Ever get the feeling your technology is spying on you? For one Oregon couple, this dystopian nightmare recently came true when their Amazon Echo device recorded their private conversation and sent it to a random contact.
In 2016, Influence Central reported that the average age kids get a smartphone is 10 years old. This age continues to drop as more parents are purchasing internet-connected mobile devices for their children: Common Sense Media found that 42 percent of American children ages 8 and younger now have their own tablet.
There’s no denying that Uber, Seamless, TaskRabbit and other “sharing economy” services have made people’s lives infinitely easier. By pushing a few buttons, we can arrange have a car sent to our exact GPS coordinates, a hot meal delivered our doorstep, or our groceries picked up and waiting for us at home.

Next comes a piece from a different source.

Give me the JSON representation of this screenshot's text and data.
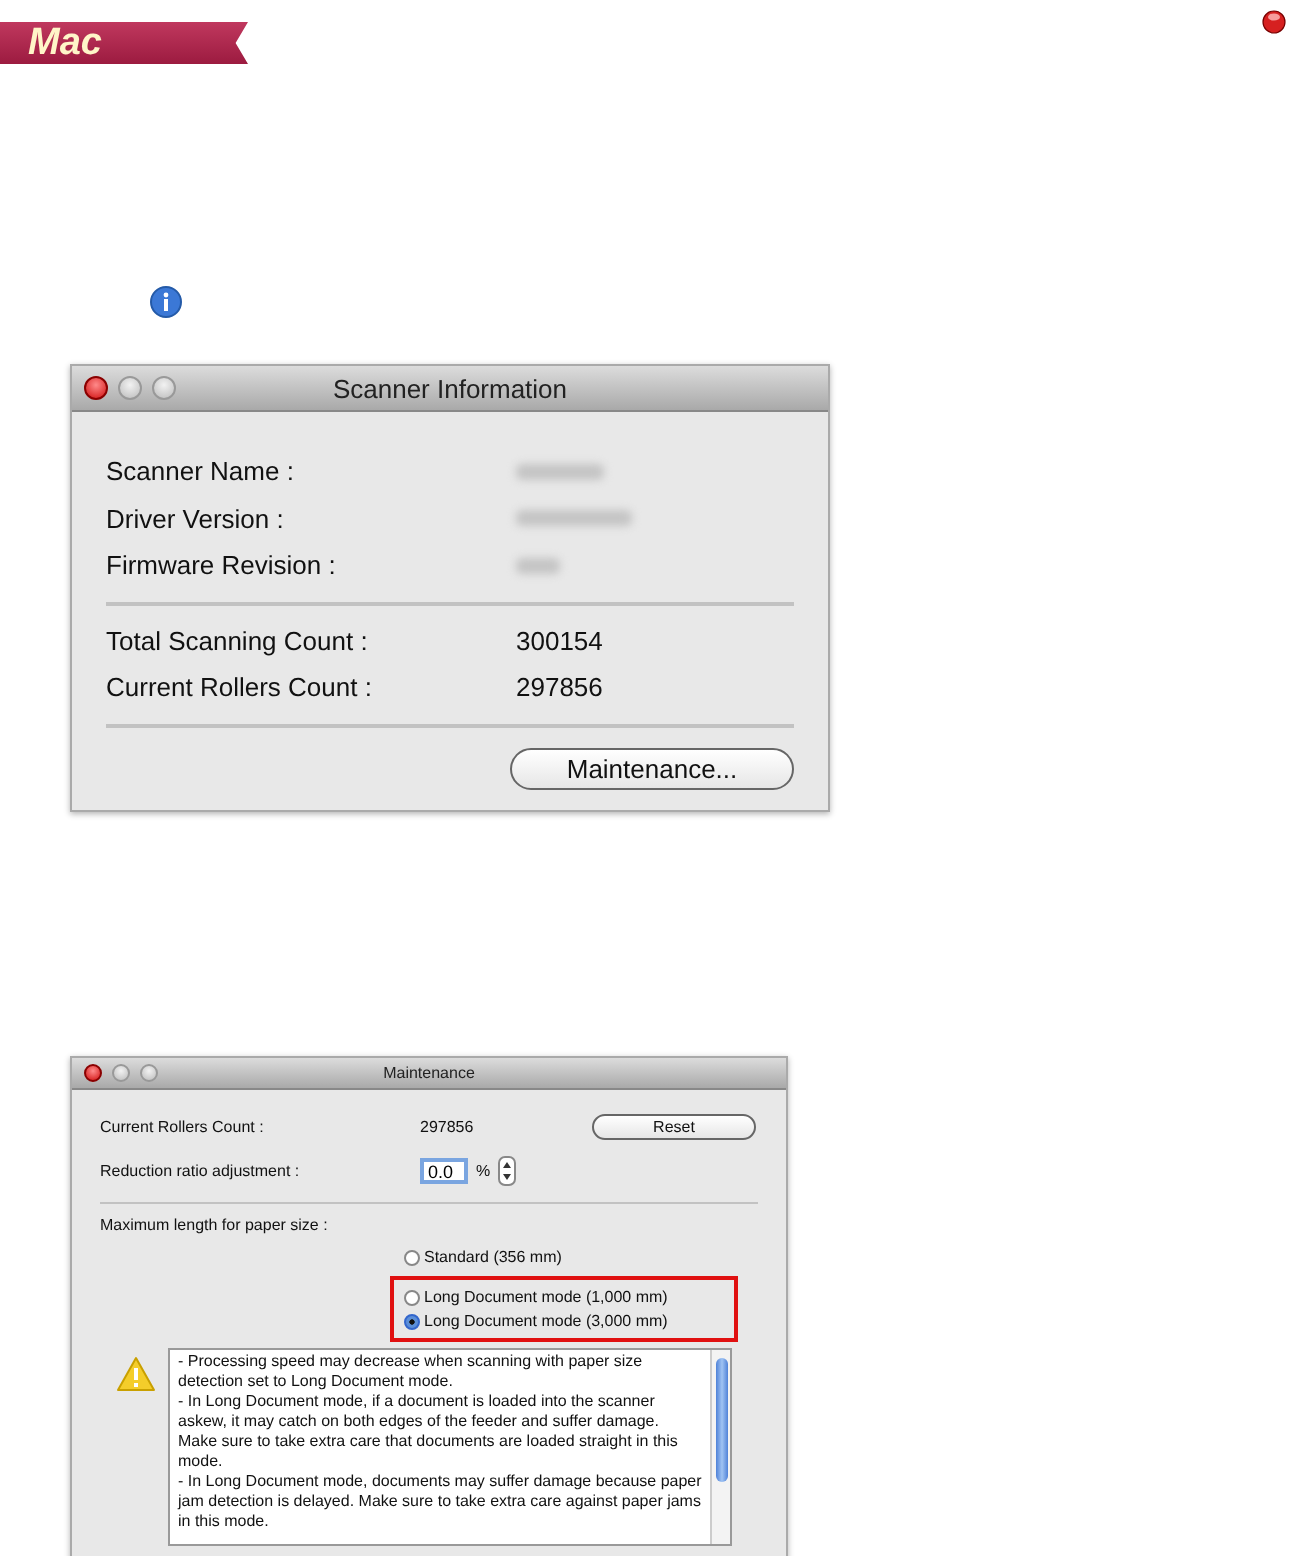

In today’s world of ubiquitous smartphones and internet access, parents expect that their children will be exposed to technology from a very young age. It’s one thing to let young kids play educational games on a tablet, but should your child have access to a messenger app to communicate with other children and family members?
It’s unbelievable how quickly a toddler learns how to navigate an iPad. Technology has become so intuitive that it’s gravitating to children of all ages.